Given the recent popularity of TV shows like The West Wing, House of Cards, and Veep, it can be easy to forget that throughout American history, the public has rarely found Washington D.C.’s political goings on particularly compelling. Case in point, before the 1950s there had been only two major works of American fiction set in the nation’s capitol: Mark Twain’s The Gilded Age (1873) and Henry Adams’ Democracy (1880), each of which was written in the mid-nineteenth century. After decades of relative indifference, however, the New Deal and the rise of Communism finally primed the reading public to latch on to the intrigue and drama that so often attended the business of the nation. When interest in the government arose, Allen Drury was prepared to fill that demand, becoming the father of Washington D.C. fiction in the process.
Allen Drury’s first novel, Advise and Consent (1959) would become his most beloved and best known. It spent more than 100 weeks on the New York Times Best Seller List and was ultimately awarded the Pulitzer Prize (despite the prize committee’s recommendation that the award go to Saul Bellow’s Henderson the Rain King (1959)), marking a rare instance in which extreme financial success aligned with critical recognition. The novel, which, along with its sequels, was eventually credited with inventing the modern political thriller, followed the trials and tribulations that accompanied the Senate’s confirmation hearings for a liberal would-be Secretary of State. Over the course of more than 600 pages, Drury conveys not just the drama that accompanies back room dealings and amoral politics, but the deeply complex minutiae that ensues in even the least contentious Senate procedures. Even from those who didn’t find Drury’s writing to be stellar, there was a wide consensus that his rendering of Washington’s rules, procedures, and intricacy were largely unmatched.
Though Drury avowed that Advise and Consent was not a roman à clef, it does bear a number of similarities to the Alger Hiss trial. Not only is the political operative in question ultimately shown to have been a communist, the inner workings of the proceedings ultimately lead to the suicide of a prominent senator. Far from being a coincidence, both the similarities to historical events and the verisimilitude with which the Congressional process is rendered stem from Drury’s own experience covering the Senate for The New York Times, where the staunchly anti-communist author was witness to the inner-workings of McCarthyism and the aftereffects of the New Deal. While many author’s draw on their own life experiences for their fiction (Ernest Hemingway and F. Scott Fitzgerald come to mind), the keen eye for place and plot that Drury must have possessed remains uncommon.

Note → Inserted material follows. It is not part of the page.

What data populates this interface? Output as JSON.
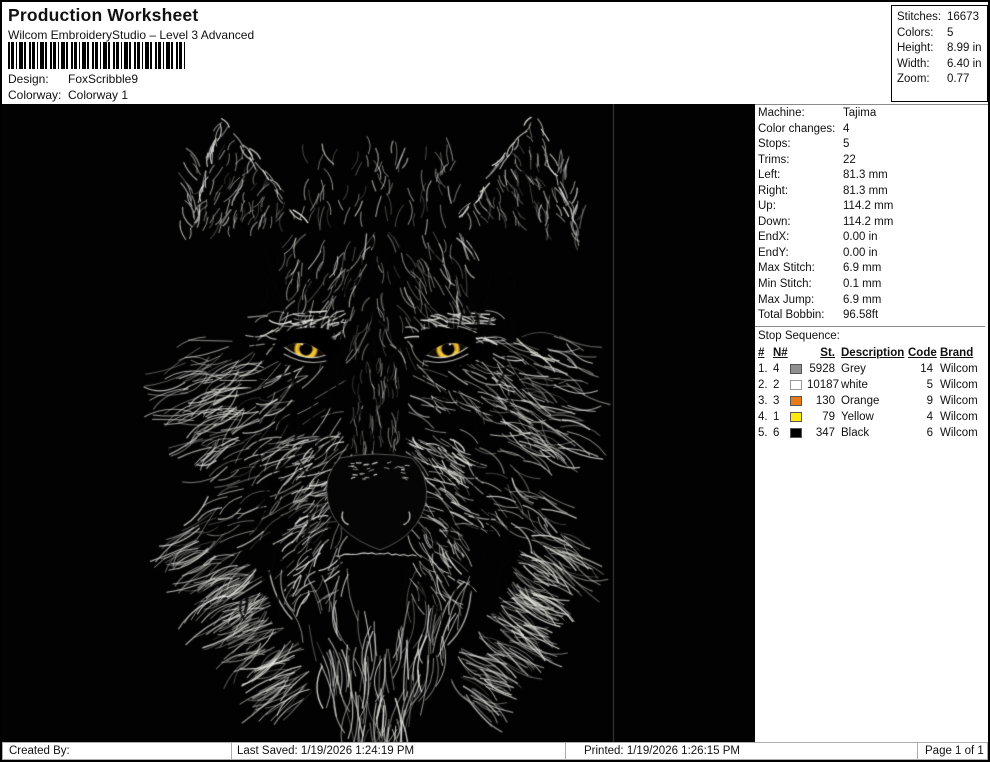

While Drury’s later works, like Public Men (1998) and Decision (1985), would never reach the level of success Advise and Consent achieved, his entire corpus is a testament to the joys of political thrillers. They are uniquely positioned to speak to impulses toward learning and toward entertainment that drive us as readers. Their stakes are high but believable, and they are enmeshed in the height of human drama. Drury was not always the most visible practitioner of this genre, but he was certainly its first and one of its most skilled.